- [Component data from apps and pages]
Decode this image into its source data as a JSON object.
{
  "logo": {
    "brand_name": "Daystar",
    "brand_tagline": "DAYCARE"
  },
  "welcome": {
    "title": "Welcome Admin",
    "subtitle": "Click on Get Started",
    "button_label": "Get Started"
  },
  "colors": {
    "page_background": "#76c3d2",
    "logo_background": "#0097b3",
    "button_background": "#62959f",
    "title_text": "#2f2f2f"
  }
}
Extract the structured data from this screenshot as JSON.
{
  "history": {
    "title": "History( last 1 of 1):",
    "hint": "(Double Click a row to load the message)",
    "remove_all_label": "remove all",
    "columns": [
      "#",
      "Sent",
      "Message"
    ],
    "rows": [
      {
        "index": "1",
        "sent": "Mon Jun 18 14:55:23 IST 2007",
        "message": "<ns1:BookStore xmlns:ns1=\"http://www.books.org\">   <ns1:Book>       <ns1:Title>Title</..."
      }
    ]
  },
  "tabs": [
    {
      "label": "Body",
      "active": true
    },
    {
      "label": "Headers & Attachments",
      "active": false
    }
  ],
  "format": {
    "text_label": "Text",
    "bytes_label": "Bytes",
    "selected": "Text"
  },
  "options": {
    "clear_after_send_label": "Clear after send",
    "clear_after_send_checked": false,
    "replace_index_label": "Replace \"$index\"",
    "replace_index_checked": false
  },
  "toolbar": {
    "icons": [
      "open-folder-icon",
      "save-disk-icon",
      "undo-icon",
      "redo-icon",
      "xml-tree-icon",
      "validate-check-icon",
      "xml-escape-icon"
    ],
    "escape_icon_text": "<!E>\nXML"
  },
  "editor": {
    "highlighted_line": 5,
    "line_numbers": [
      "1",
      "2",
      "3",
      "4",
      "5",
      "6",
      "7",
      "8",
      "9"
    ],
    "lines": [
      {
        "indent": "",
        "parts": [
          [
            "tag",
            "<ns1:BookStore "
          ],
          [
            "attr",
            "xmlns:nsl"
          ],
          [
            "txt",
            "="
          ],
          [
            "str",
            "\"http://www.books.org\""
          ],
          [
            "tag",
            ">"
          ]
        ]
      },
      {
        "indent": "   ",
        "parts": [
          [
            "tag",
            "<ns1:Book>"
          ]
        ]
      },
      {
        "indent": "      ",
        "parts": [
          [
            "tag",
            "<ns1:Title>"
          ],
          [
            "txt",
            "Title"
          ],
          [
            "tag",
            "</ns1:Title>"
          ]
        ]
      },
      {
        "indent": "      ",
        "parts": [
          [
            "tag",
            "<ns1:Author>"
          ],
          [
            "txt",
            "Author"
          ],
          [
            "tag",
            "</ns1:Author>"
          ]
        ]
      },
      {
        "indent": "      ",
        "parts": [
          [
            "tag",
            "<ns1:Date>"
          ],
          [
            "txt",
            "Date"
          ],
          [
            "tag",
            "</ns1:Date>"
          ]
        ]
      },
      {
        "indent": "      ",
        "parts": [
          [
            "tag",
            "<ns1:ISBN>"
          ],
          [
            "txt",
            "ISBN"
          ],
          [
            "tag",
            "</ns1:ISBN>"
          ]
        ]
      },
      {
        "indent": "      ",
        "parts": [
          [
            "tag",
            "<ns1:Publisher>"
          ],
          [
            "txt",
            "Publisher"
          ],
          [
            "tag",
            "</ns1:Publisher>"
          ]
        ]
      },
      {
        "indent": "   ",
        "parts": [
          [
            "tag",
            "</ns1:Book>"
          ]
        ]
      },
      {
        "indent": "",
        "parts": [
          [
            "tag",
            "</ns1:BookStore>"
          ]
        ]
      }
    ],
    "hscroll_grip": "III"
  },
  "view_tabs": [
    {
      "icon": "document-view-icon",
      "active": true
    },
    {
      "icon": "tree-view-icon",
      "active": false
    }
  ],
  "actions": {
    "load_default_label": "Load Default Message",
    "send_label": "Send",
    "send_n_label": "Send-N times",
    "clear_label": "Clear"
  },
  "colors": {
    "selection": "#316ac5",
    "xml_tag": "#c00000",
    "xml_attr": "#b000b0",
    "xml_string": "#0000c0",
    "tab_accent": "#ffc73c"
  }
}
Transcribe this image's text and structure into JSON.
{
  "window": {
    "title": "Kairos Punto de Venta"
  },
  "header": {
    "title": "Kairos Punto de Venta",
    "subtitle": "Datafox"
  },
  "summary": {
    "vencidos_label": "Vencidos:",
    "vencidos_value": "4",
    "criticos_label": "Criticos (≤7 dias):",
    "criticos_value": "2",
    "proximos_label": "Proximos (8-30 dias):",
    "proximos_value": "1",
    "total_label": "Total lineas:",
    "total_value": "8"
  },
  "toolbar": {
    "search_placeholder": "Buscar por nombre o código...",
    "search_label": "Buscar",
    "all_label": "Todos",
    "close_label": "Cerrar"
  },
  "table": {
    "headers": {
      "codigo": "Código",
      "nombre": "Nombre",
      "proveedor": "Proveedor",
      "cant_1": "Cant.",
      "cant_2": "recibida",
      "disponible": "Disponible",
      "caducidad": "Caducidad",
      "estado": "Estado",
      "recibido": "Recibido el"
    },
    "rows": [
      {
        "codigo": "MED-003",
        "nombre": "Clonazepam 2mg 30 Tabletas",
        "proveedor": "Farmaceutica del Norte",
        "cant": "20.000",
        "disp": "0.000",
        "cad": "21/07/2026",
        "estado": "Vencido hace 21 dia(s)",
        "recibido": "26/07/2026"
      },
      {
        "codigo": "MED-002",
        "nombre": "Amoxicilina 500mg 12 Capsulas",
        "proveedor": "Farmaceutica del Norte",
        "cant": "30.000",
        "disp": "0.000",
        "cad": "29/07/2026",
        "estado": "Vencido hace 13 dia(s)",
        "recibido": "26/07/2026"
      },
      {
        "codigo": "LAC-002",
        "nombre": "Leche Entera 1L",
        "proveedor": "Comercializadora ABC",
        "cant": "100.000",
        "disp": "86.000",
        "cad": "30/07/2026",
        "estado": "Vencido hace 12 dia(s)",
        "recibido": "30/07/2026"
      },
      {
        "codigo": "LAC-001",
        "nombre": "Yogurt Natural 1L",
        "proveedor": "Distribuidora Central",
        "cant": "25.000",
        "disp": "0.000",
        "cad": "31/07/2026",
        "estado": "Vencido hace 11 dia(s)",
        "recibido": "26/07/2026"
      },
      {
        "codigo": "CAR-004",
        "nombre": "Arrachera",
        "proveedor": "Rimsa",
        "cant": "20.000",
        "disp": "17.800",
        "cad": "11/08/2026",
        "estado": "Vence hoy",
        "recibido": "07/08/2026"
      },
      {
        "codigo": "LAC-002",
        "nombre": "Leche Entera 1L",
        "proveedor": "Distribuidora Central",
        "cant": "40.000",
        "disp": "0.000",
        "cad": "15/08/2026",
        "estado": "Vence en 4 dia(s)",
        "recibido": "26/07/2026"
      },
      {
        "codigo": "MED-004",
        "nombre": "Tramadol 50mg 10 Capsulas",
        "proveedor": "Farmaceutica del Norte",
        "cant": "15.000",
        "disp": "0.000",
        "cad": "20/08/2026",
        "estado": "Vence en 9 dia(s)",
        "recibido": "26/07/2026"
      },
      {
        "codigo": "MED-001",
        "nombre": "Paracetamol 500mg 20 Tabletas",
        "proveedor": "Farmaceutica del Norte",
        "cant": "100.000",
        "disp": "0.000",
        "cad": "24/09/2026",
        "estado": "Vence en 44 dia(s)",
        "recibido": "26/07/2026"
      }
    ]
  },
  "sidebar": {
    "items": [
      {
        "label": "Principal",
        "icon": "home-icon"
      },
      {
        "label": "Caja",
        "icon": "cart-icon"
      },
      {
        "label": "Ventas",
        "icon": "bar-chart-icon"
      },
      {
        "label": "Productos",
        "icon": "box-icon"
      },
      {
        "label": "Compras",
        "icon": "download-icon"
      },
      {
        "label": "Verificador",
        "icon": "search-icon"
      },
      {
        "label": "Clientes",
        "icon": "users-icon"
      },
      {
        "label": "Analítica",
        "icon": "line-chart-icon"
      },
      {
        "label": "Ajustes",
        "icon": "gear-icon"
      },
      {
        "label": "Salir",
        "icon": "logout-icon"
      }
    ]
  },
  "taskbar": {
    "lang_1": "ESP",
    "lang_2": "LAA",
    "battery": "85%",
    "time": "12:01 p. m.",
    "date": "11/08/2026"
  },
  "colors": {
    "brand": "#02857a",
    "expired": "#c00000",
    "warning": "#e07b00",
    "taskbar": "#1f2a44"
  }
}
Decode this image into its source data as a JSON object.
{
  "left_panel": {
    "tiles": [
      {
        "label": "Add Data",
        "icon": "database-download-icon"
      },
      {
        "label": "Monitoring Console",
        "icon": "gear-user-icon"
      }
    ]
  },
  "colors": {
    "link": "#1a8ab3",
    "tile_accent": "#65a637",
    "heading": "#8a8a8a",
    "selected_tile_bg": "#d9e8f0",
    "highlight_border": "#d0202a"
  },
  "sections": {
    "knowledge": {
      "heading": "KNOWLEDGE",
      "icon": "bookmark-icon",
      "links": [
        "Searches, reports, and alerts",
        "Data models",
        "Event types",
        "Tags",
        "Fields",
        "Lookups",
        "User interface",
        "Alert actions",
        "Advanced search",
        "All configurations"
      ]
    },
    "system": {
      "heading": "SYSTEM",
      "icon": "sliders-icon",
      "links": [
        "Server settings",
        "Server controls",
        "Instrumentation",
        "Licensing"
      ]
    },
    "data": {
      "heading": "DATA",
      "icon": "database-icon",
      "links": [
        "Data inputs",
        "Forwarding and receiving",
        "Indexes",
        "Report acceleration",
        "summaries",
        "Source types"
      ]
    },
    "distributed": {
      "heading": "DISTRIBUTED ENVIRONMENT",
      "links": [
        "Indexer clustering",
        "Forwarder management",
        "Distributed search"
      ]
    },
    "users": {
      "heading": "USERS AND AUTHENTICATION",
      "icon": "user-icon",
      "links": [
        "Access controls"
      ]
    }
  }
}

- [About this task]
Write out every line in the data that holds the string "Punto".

- [Result for this task]
    "title": "Kairos Punto de Venta"
    "title": "Kairos Punto de Venta",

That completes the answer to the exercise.